Automatic weight-transferring suspensions can help with traction in slippery conditions. Or spec the dead axle so it’s fully driver-adjustable and even more weight can be switched to the drive axle. When running light or empty, the driver can raise the dead axle and pay less money on some toll roads. Drawbacks to the 6x2 include lower tire-tread life on the drive axle because all torque goes through half the usual number of tires.

8. Lighter suspensions

Manufacturers are introducing suspensions designed to reduce weight without sacrificing overall durability. In addition to lightweight materials like high-strength steel, finite element analysis yields carefully contoured structures that put material where it’s needed and delete some of it where stresses are less. Results include box-shaped cross sections, Y-shaped stampings and carefully proportioned trailing arms that combine the functions of two earlier components into one.

9. Composite fifth wheels

Fifth wheels, as well as fifth wheel mounting brackets and slider systems, are now available in lightweight options, using aluminum, fabricated steel and synthetic facings. Operations with repeatable loads, like fuel-hauling tankers, spec fixed fifth wheels to entirely eliminate slider parts.

10. Less fuel capacity

Is the ability to carry 300 gallons of diesel at 7 to 7.5 pounds per gallon is worth the weight penalty?
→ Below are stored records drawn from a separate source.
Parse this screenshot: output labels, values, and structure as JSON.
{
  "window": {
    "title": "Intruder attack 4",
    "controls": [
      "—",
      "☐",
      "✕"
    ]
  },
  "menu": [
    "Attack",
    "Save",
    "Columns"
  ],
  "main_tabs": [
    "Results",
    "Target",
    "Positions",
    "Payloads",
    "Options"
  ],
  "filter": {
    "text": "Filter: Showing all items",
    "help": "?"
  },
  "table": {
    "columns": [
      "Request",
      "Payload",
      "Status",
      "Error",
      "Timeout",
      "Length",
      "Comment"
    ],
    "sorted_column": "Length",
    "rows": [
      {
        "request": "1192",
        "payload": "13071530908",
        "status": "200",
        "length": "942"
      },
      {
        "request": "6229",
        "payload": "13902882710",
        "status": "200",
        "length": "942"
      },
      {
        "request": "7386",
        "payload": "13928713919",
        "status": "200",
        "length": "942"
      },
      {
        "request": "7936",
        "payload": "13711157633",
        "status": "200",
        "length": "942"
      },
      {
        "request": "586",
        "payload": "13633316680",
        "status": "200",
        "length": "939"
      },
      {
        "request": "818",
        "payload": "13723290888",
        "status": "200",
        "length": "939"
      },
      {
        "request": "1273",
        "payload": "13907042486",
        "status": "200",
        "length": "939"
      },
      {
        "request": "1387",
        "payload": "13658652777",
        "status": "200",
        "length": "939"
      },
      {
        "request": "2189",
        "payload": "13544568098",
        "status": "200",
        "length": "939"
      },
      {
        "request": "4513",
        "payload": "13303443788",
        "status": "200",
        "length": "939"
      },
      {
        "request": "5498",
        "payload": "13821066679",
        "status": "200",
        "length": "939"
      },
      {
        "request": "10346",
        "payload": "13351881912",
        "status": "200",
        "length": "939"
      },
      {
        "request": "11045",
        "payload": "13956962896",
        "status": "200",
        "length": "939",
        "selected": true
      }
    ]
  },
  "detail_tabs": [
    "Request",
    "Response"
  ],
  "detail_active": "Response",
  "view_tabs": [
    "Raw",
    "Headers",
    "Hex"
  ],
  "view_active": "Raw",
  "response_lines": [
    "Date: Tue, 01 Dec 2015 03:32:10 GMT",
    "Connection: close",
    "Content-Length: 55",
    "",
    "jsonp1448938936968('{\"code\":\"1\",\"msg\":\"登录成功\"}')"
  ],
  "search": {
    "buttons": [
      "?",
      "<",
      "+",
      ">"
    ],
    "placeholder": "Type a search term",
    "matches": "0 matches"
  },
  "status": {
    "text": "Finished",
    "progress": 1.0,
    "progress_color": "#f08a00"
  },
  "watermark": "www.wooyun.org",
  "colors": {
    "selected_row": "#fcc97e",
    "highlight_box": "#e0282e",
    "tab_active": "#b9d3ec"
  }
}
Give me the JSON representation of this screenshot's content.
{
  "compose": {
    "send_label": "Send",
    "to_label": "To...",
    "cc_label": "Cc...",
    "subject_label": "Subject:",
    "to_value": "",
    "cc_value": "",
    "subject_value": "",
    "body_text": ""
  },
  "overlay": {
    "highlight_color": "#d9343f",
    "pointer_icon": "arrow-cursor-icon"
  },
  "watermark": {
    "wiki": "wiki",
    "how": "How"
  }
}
Maybe 150 or 100 gallons is enough, and topping off the tank every day isn’t such a burden.

Fewer tanks or a smaller one also leaves more room on the frame for other equipment, such as an auxiliary power unit for a long-haul tractor or an engine-coolant heater for any type. The wheelbase and frame could be shortened to trim away more pounds and enhance maneuverability. For existing tractors with high-capacity tanks, smart operators know there’s no law that says they have to be topped off every time. 

11. Wide-base single tires and wheels
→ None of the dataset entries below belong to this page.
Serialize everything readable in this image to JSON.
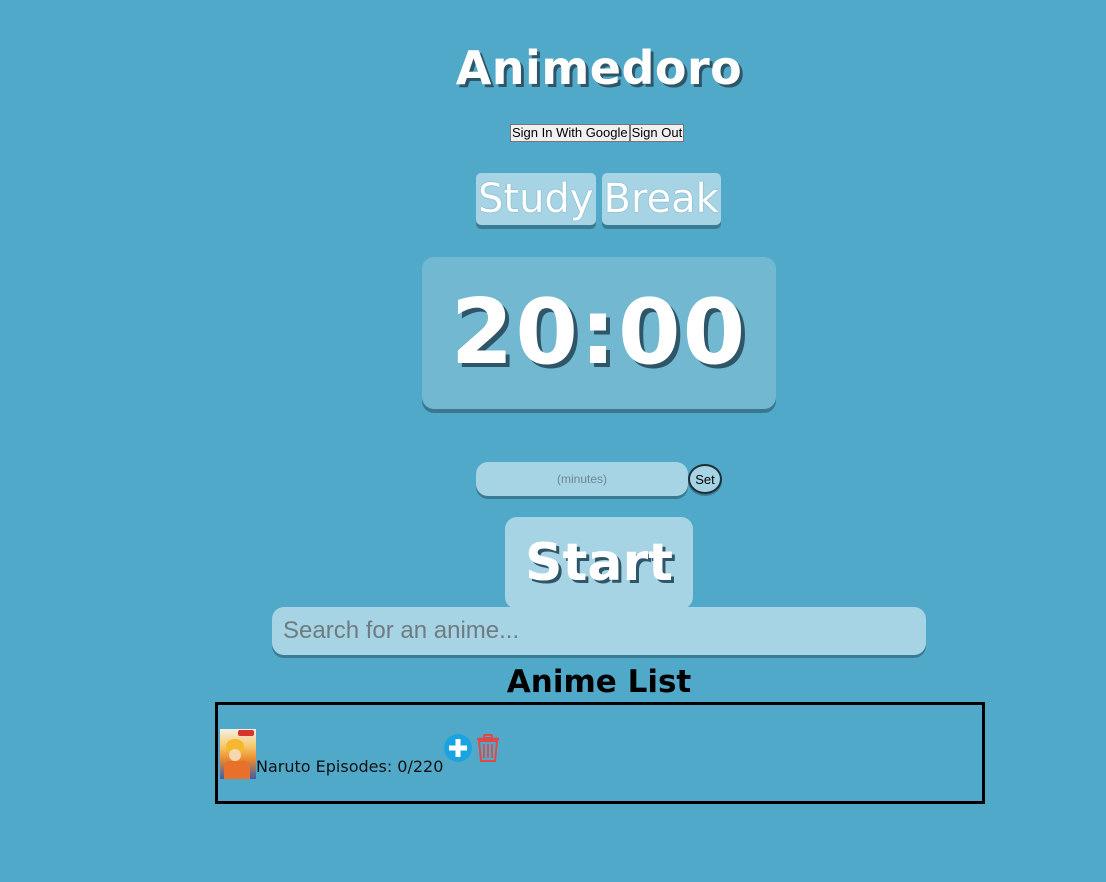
{
  "app": {
    "title": "Animedoro"
  },
  "auth": {
    "sign_in_label": "Sign In With Google",
    "sign_out_label": "Sign Out"
  },
  "modes": {
    "study_label": "Study",
    "break_label": "Break"
  },
  "timer": {
    "display": "20:00"
  },
  "minutes": {
    "placeholder": "(minutes)",
    "set_label": "Set"
  },
  "controls": {
    "start_label": "Start"
  },
  "search": {
    "placeholder": "Search for an anime..."
  },
  "anime_list": {
    "heading": "Anime List",
    "items": [
      {
        "text": "Naruto Episodes: 0/220",
        "thumbnail": "naruto-poster",
        "add_icon": "plus-circle-icon",
        "delete_icon": "trash-icon"
      }
    ]
  },
  "colors": {
    "background": "#51a9c9",
    "panel": "#a6d4e4",
    "timer_panel": "#72b8d0",
    "add_icon": "#1aa3e0",
    "delete_icon": "#e04848"
  }
}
One wide-base tire and wheel replacing two saves about 100 pounds per position and 400 per tandem. This can make sense for operations that are especially weight-sensitive. Big single tires also offer less rolling resistance and save fuel. But, a flat shuts down the truck, tractor or trailer, whereas it can limp home or to its destination on three out of four dual tires. So careful tire maintenance is doubly important, and a tire monitoring and inflation system is a good investment.

12. Lightweight materials

Aluminum wheels, hubs, gear cases and frame crossmembers can add up to big weight savings, even if they cost more than standard steel and iron components. Aluminum is also better at resisting corrosion — a major issue these days of aggressive road de-icing salts. However, high-strength steel can be a cost-effective way to do the hauling job and cut weight. And anti-corrosion treatments, from galvanizing and galvanealing to polymer coatings, can shield ferrous metals from those salts. Plate-type walls for trailers and truck bodies are thin sandwiches of metal and foam that reduce use of posts and heavy liners.

There are many ways to cut weight, and some make more sense in certain operations and applications than others. 

Cutting weight at the lighter end

Light- to medium-duty trucks can also save fuel and carry more payload if they weigh less, and the latest ones do. Prime examples are the Euro-style vans now appearing on streets and highways. As originated in North America by the Mercedes-made Sprinter van, the new products are of lightweight unibody construction, without traditional main frames, and are larger and roomier than body-on-frame cargo vans that users here have known since the 1960s.

Many delivery fleets are even replacing traditional package trucks with the Euro-style vans.

Work truck bodies can be aluminum and fiberglass rather than steel, though steel can be better for carrying heavier tools and supplies.

Meanwhile, aluminum body panels used in the new Ford F-150 may well have started a trend in ever-popular pickup trucks. Expect aluminum pickups in other series and from other builders.